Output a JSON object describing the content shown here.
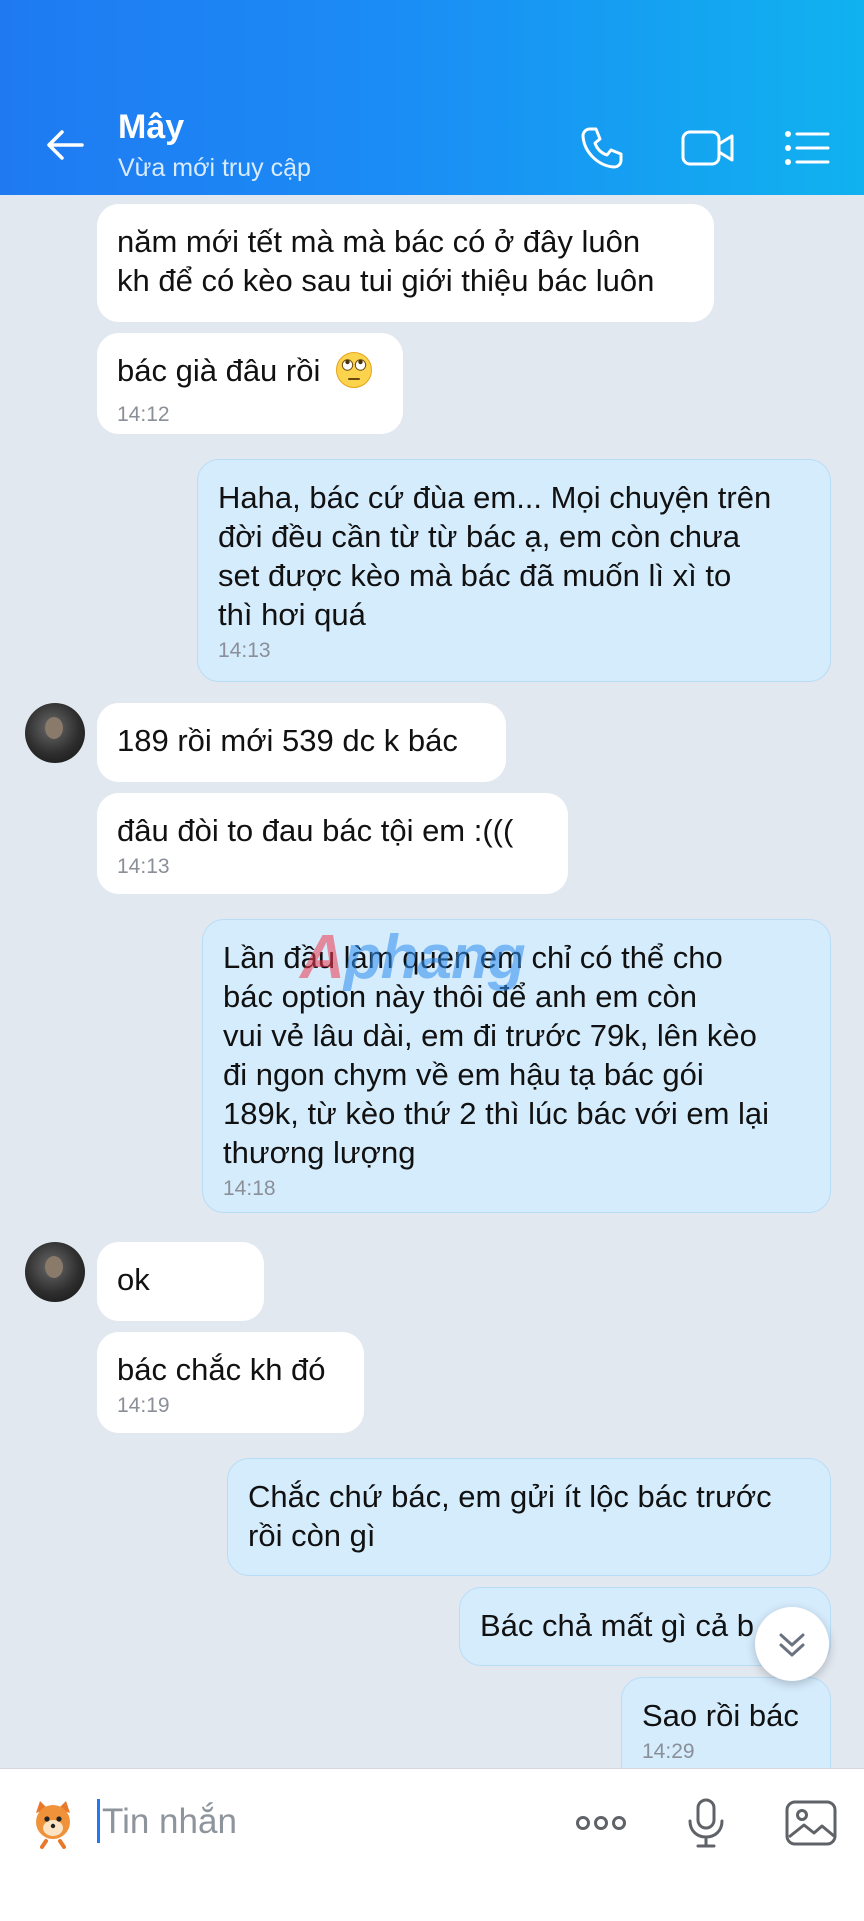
{
  "header": {
    "contact_name": "Mây",
    "status": "Vừa mới truy cập",
    "icons": [
      "back-arrow-icon",
      "phone-icon",
      "video-call-icon",
      "menu-list-icon"
    ]
  },
  "messages": [
    {
      "id": "m1",
      "from": "them",
      "text": "năm mới tết mà mà bác có ở đây luôn\nkh để có kèo sau tui giới thiệu bác luôn",
      "time": ""
    },
    {
      "id": "m2",
      "from": "them",
      "text": "bác già đâu rồi",
      "emoji": "eye-roll-emoji",
      "time": "14:12"
    },
    {
      "id": "m3",
      "from": "me",
      "text": "Haha, bác cứ đùa em... Mọi chuyện trên\nđời đều cần từ từ bác ạ, em còn chưa\nset được kèo mà bác đã muốn lì xì to\nthì hơi quá",
      "time": "14:13"
    },
    {
      "id": "m4",
      "from": "them",
      "text": "189 rồi mới 539 dc k bác",
      "time": ""
    },
    {
      "id": "m5",
      "from": "them",
      "text": "đâu đòi to đau bác tội em :(((",
      "time": "14:13"
    },
    {
      "id": "m6",
      "from": "me",
      "text": "Lần đầu làm quen em chỉ có thể cho\nbác option này thôi để anh em còn\nvui vẻ lâu dài, em đi trước 79k, lên kèo\nđi ngon chym về em hậu tạ bác gói\n189k, từ kèo thứ 2 thì lúc bác với em lại\nthương lượng",
      "time": "14:18"
    },
    {
      "id": "m7",
      "from": "them",
      "text": "ok",
      "time": ""
    },
    {
      "id": "m8",
      "from": "them",
      "text": "bác chắc kh đó",
      "time": "14:19"
    },
    {
      "id": "m9",
      "from": "me",
      "text": "Chắc chứ bác, em gửi ít lộc bác trước\nrồi còn gì",
      "time": ""
    },
    {
      "id": "m10",
      "from": "me",
      "text": "Bác chả mất gì cả b",
      "time": ""
    },
    {
      "id": "m11",
      "from": "me",
      "text": "Sao rồi bác",
      "time": "14:29"
    }
  ],
  "watermark": {
    "part_a": "A",
    "part_b": "phang"
  },
  "input": {
    "placeholder": "Tin nhắn",
    "value": ""
  },
  "colors": {
    "header_start": "#1f7af2",
    "header_end": "#10b2ef",
    "out_bubble": "#d5ecfd",
    "in_bubble": "#ffffff",
    "chat_bg": "#e2e8f0"
  }
}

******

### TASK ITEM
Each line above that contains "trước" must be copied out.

### THE COMPLETED TASK
      "text": "Lần đầu làm quen em chỉ có thể cho\nbác option này thôi để anh em còn\nvui vẻ lâu dài, em đi trước 79k, lên kèo\nđi ngon chym về em hậu tạ bác gói\n189k, từ kèo thứ 2 thì lúc bác với em lại\nthương lượng",
      "text": "Chắc chứ bác, em gửi ít lộc bác trước\nrồi còn gì",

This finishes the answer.